→ Task prompt
Output every record word for word.
======== Source material
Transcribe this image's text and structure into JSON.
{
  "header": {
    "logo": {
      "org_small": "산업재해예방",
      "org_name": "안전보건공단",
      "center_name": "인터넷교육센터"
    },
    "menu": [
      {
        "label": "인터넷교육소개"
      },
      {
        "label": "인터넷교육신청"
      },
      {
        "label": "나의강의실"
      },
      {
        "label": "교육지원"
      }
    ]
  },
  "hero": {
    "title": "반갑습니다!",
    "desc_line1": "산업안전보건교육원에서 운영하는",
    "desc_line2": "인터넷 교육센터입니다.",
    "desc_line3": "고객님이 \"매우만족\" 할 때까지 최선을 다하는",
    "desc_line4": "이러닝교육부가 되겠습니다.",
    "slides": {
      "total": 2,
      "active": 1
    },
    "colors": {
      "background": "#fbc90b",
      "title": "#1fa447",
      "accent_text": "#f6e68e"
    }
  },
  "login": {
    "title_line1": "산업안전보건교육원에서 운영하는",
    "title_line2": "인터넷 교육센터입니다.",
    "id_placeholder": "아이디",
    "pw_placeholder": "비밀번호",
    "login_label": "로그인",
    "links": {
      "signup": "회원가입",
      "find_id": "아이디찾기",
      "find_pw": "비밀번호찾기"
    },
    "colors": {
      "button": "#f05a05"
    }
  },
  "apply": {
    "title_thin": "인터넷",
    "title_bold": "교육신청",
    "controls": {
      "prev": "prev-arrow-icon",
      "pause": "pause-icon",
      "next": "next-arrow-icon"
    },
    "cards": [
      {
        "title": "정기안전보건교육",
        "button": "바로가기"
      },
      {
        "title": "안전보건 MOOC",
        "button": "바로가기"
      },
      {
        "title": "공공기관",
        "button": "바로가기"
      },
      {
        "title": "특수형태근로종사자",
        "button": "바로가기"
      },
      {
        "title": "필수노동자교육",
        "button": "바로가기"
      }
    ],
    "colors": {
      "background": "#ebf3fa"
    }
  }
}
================
→ Answer section
Transcribe this image's text and structure into JSON.
{
  "header": {
    "logo": {
      "org_small": "산업재해예방",
      "org_name": "안전보건공단",
      "center_name": "인터넷교육센터"
    },
    "menu": [
      {
        "label": "인터넷교육소개"
      },
      {
        "label": "인터넷교육신청"
      },
      {
        "label": "나의강의실"
      },
      {
        "label": "교육지원"
      }
    ]
  },
  "hero": {
    "title": "반갑습니다!",
    "desc_line1": "산업안전보건교육원에서 운영하는",
    "desc_line2": "인터넷 교육센터입니다.",
    "desc_line3": "고객님이 \"매우만족\" 할 때까지 최선을 다하는",
    "desc_line4": "이러닝교육부가 되겠습니다.",
    "slides": {
      "total": 2,
      "active": 1
    },
    "colors": {
      "background": "#fbc90b",
      "title": "#1fa447",
      "accent_text": "#f6e68e"
    }
  },
  "login": {
    "title_line1": "산업안전보건교육원에서 운영하는",
    "title_line2": "인터넷 교육센터입니다.",
    "id_placeholder": "아이디",
    "pw_placeholder": "비밀번호",
    "login_label": "로그인",
    "links": {
      "signup": "회원가입",
      "find_id": "아이디찾기",
      "find_pw": "비밀번호찾기"
    },
    "colors": {
      "button": "#f05a05"
    }
  },
  "apply": {
    "title_thin": "인터넷",
    "title_bold": "교육신청",
    "controls": {
      "prev": "prev-arrow-icon",
      "pause": "pause-icon",
      "next": "next-arrow-icon"
    },
    "cards": [
      {
        "title": "정기안전보건교육",
        "button": "바로가기"
      },
      {
        "title": "안전보건 MOOC",
        "button": "바로가기"
      },
      {
        "title": "공공기관",
        "button": "바로가기"
      },
      {
        "title": "특수형태근로종사자",
        "button": "바로가기"
      },
      {
        "title": "필수노동자교육",
        "button": "바로가기"
      }
    ],
    "colors": {
      "background": "#ebf3fa"
    }
  }
}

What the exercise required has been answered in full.